▶ _Work instructions_:
Send back the records exactly as written, with no images.

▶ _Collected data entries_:
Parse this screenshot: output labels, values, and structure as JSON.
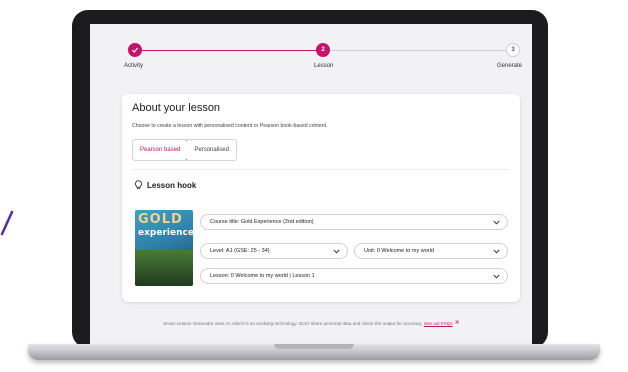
{
  "stepper": {
    "steps": [
      {
        "label": "Activity",
        "status": "complete"
      },
      {
        "label": "Lesson",
        "number": "2",
        "status": "current"
      },
      {
        "label": "Generate",
        "number": "3",
        "status": "upcoming"
      }
    ],
    "accent_color": "#c3146c"
  },
  "card": {
    "title": "About your lesson",
    "description": "Choose to create a lesson with personalised content or Pearson book-based content.",
    "tabs": [
      {
        "label": "Pearson based",
        "selected": true
      },
      {
        "label": "Personalised",
        "selected": false
      }
    ],
    "hook_label": "Lesson hook",
    "book_cover": {
      "title_line1": "GOLD",
      "title_line2": "experience"
    },
    "selects": {
      "course": "Course title: Gold Experience (2nd edition)",
      "level": "Level: A1 (GSE: 25 - 34)",
      "unit": "Unit: 0 Welcome to my world",
      "lesson": "Lesson: 0 Welcome to my world | Lesson 1"
    }
  },
  "footer": {
    "text": "Smart Lesson Generator uses AI, which is an evolving technology. Don't share personal data and check the output for accuracy.",
    "link": "See our FAQs"
  },
  "icons": [
    "check-icon",
    "lightbulb-icon",
    "chevron-down-icon",
    "external-link-icon"
  ]
}
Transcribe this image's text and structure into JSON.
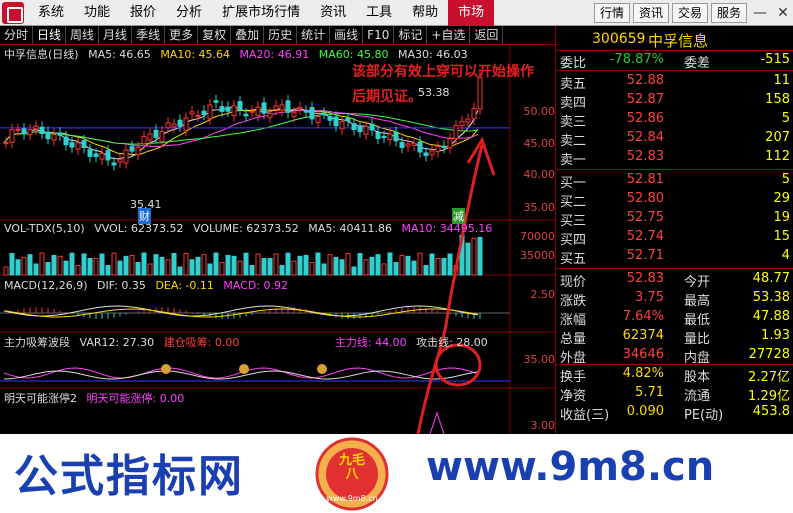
{
  "menubar": {
    "items": [
      "系统",
      "功能",
      "报价",
      "分析",
      "扩展市场行情",
      "资讯",
      "工具",
      "帮助"
    ],
    "active": "市场",
    "right": [
      "行情",
      "资讯",
      "交易",
      "服务"
    ]
  },
  "toolbar": {
    "items": [
      "分时",
      "日线",
      "周线",
      "月线",
      "季线",
      "更多",
      "复权",
      "叠加",
      "历史",
      "统计",
      "画线",
      "F10",
      "标记",
      "+自选",
      "返回"
    ],
    "active": "日线"
  },
  "main": {
    "title": "中孚信息(日线)",
    "ma5": "MA5: 46.65",
    "ma10": "MA10: 45.64",
    "ma20": "MA20: 46.91",
    "ma60": "MA60: 45.80",
    "ma30": "MA30: 46.03",
    "yaxis": [
      "50.00",
      "45.00",
      "40.00",
      "35.00"
    ],
    "high": "53.38",
    "low": "35.41",
    "low_badge": "财",
    "cut_badge": "减"
  },
  "volume": {
    "title": "VOL-TDX(5,10)",
    "vvol": "VVOL: 62373.52",
    "volume": "VOLUME: 62373.52",
    "ma5": "MA5: 40411.86",
    "ma10": "MA10: 34495.16",
    "yaxis": [
      "70000",
      "35000"
    ]
  },
  "macd": {
    "title": "MACD(12,26,9)",
    "dif": "DIF: 0.35",
    "dea": "DEA: -0.11",
    "macd": "MACD: 0.92",
    "yaxis": [
      "2.50"
    ]
  },
  "zljc": {
    "title": "主力吸筹波段",
    "var12": "VAR12: 27.30",
    "jc": "建仓吸筹: 0.00",
    "zlx": "主力线: 44.00",
    "gjx": "攻击线: 28.00",
    "yaxis": [
      "35.00"
    ]
  },
  "mtkn": {
    "title": "明天可能涨停2",
    "val": "明天可能涨停: 0.00",
    "yaxis": [
      "3.00"
    ]
  },
  "sidebar": {
    "code": "300659",
    "name": "中孚信息",
    "weibi_label": "委比",
    "weibi": "-78.87%",
    "weicha_label": "委差",
    "weicha": "-515",
    "asks": [
      {
        "l": "卖五",
        "p": "52.88",
        "v": "11"
      },
      {
        "l": "卖四",
        "p": "52.87",
        "v": "158"
      },
      {
        "l": "卖三",
        "p": "52.86",
        "v": "5"
      },
      {
        "l": "卖二",
        "p": "52.84",
        "v": "207"
      },
      {
        "l": "卖一",
        "p": "52.83",
        "v": "112"
      }
    ],
    "bids": [
      {
        "l": "买一",
        "p": "52.81",
        "v": "5"
      },
      {
        "l": "买二",
        "p": "52.80",
        "v": "29"
      },
      {
        "l": "买三",
        "p": "52.75",
        "v": "19"
      },
      {
        "l": "买四",
        "p": "52.74",
        "v": "15"
      },
      {
        "l": "买五",
        "p": "52.71",
        "v": "4"
      }
    ],
    "stats": [
      {
        "a": "现价",
        "b": "52.83",
        "bc": "red",
        "c": "今开",
        "d": "48.77",
        "dc": "grn"
      },
      {
        "a": "涨跌",
        "b": "3.75",
        "bc": "red",
        "c": "最高",
        "d": "53.38",
        "dc": "red"
      },
      {
        "a": "涨幅",
        "b": "7.64%",
        "bc": "red",
        "c": "最低",
        "d": "47.88",
        "dc": "grn"
      },
      {
        "a": "总量",
        "b": "62374",
        "bc": "yel",
        "c": "量比",
        "d": "1.93",
        "dc": "red"
      },
      {
        "a": "外盘",
        "b": "34646",
        "bc": "red",
        "c": "内盘",
        "d": "27728",
        "dc": "grn"
      },
      {
        "a": "换手",
        "b": "4.82%",
        "bc": "yel",
        "c": "股本",
        "d": "2.27亿",
        "dc": "yel"
      },
      {
        "a": "净资",
        "b": "5.71",
        "bc": "yel",
        "c": "流通",
        "d": "1.29亿",
        "dc": "yel"
      },
      {
        "a": "收益(三)",
        "b": "0.090",
        "bc": "yel",
        "c": "PE(动)",
        "d": "453.8",
        "dc": "yel"
      }
    ]
  },
  "annotation": {
    "line1": "该部分有效上穿可以开始操作",
    "line2": "后期见证。"
  },
  "banner": {
    "left": "公式指标网",
    "right": "www.9m8.cn",
    "seal": "九毛八",
    "seal_url": "www.9m8.cn"
  }
}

▶ _Response box_:
Parse this screenshot: output labels, values, and structure as JSON.
{
  "stepper": {
    "steps": [
      {
        "label": "Activity",
        "status": "complete"
      },
      {
        "label": "Lesson",
        "number": "2",
        "status": "current"
      },
      {
        "label": "Generate",
        "number": "3",
        "status": "upcoming"
      }
    ],
    "accent_color": "#c3146c"
  },
  "card": {
    "title": "About your lesson",
    "description": "Choose to create a lesson with personalised content or Pearson book-based content.",
    "tabs": [
      {
        "label": "Pearson based",
        "selected": true
      },
      {
        "label": "Personalised",
        "selected": false
      }
    ],
    "hook_label": "Lesson hook",
    "book_cover": {
      "title_line1": "GOLD",
      "title_line2": "experience"
    },
    "selects": {
      "course": "Course title: Gold Experience (2nd edition)",
      "level": "Level: A1 (GSE: 25 - 34)",
      "unit": "Unit: 0 Welcome to my world",
      "lesson": "Lesson: 0 Welcome to my world | Lesson 1"
    }
  },
  "footer": {
    "text": "Smart Lesson Generator uses AI, which is an evolving technology. Don't share personal data and check the output for accuracy.",
    "link": "See our FAQs"
  },
  "icons": [
    "check-icon",
    "lightbulb-icon",
    "chevron-down-icon",
    "external-link-icon"
  ]
}
Transcribe this image's text and structure into JSON.
{
  "menubar": {
    "items": [
      "系统",
      "功能",
      "报价",
      "分析",
      "扩展市场行情",
      "资讯",
      "工具",
      "帮助"
    ],
    "active": "市场",
    "right": [
      "行情",
      "资讯",
      "交易",
      "服务"
    ]
  },
  "toolbar": {
    "items": [
      "分时",
      "日线",
      "周线",
      "月线",
      "季线",
      "更多",
      "复权",
      "叠加",
      "历史",
      "统计",
      "画线",
      "F10",
      "标记",
      "+自选",
      "返回"
    ],
    "active": "日线"
  },
  "main": {
    "title": "中孚信息(日线)",
    "ma5": "MA5: 46.65",
    "ma10": "MA10: 45.64",
    "ma20": "MA20: 46.91",
    "ma60": "MA60: 45.80",
    "ma30": "MA30: 46.03",
    "yaxis": [
      "50.00",
      "45.00",
      "40.00",
      "35.00"
    ],
    "high": "53.38",
    "low": "35.41",
    "low_badge": "财",
    "cut_badge": "减"
  },
  "volume": {
    "title": "VOL-TDX(5,10)",
    "vvol": "VVOL: 62373.52",
    "volume": "VOLUME: 62373.52",
    "ma5": "MA5: 40411.86",
    "ma10": "MA10: 34495.16",
    "yaxis": [
      "70000",
      "35000"
    ]
  },
  "macd": {
    "title": "MACD(12,26,9)",
    "dif": "DIF: 0.35",
    "dea": "DEA: -0.11",
    "macd": "MACD: 0.92",
    "yaxis": [
      "2.50"
    ]
  },
  "zljc": {
    "title": "主力吸筹波段",
    "var12": "VAR12: 27.30",
    "jc": "建仓吸筹: 0.00",
    "zlx": "主力线: 44.00",
    "gjx": "攻击线: 28.00",
    "yaxis": [
      "35.00"
    ]
  },
  "mtkn": {
    "title": "明天可能涨停2",
    "val": "明天可能涨停: 0.00",
    "yaxis": [
      "3.00"
    ]
  },
  "sidebar": {
    "code": "300659",
    "name": "中孚信息",
    "weibi_label": "委比",
    "weibi": "-78.87%",
    "weicha_label": "委差",
    "weicha": "-515",
    "asks": [
      {
        "l": "卖五",
        "p": "52.88",
        "v": "11"
      },
      {
        "l": "卖四",
        "p": "52.87",
        "v": "158"
      },
      {
        "l": "卖三",
        "p": "52.86",
        "v": "5"
      },
      {
        "l": "卖二",
        "p": "52.84",
        "v": "207"
      },
      {
        "l": "卖一",
        "p": "52.83",
        "v": "112"
      }
    ],
    "bids": [
      {
        "l": "买一",
        "p": "52.81",
        "v": "5"
      },
      {
        "l": "买二",
        "p": "52.80",
        "v": "29"
      },
      {
        "l": "买三",
        "p": "52.75",
        "v": "19"
      },
      {
        "l": "买四",
        "p": "52.74",
        "v": "15"
      },
      {
        "l": "买五",
        "p": "52.71",
        "v": "4"
      }
    ],
    "stats": [
      {
        "a": "现价",
        "b": "52.83",
        "bc": "red",
        "c": "今开",
        "d": "48.77",
        "dc": "grn"
      },
      {
        "a": "涨跌",
        "b": "3.75",
        "bc": "red",
        "c": "最高",
        "d": "53.38",
        "dc": "red"
      },
      {
        "a": "涨幅",
        "b": "7.64%",
        "bc": "red",
        "c": "最低",
        "d": "47.88",
        "dc": "grn"
      },
      {
        "a": "总量",
        "b": "62374",
        "bc": "yel",
        "c": "量比",
        "d": "1.93",
        "dc": "red"
      },
      {
        "a": "外盘",
        "b": "34646",
        "bc": "red",
        "c": "内盘",
        "d": "27728",
        "dc": "grn"
      },
      {
        "a": "换手",
        "b": "4.82%",
        "bc": "yel",
        "c": "股本",
        "d": "2.27亿",
        "dc": "yel"
      },
      {
        "a": "净资",
        "b": "5.71",
        "bc": "yel",
        "c": "流通",
        "d": "1.29亿",
        "dc": "yel"
      },
      {
        "a": "收益(三)",
        "b": "0.090",
        "bc": "yel",
        "c": "PE(动)",
        "d": "453.8",
        "dc": "yel"
      }
    ]
  },
  "annotation": {
    "line1": "该部分有效上穿可以开始操作",
    "line2": "后期见证。"
  },
  "banner": {
    "left": "公式指标网",
    "right": "www.9m8.cn",
    "seal": "九毛八",
    "seal_url": "www.9m8.cn"
  }
}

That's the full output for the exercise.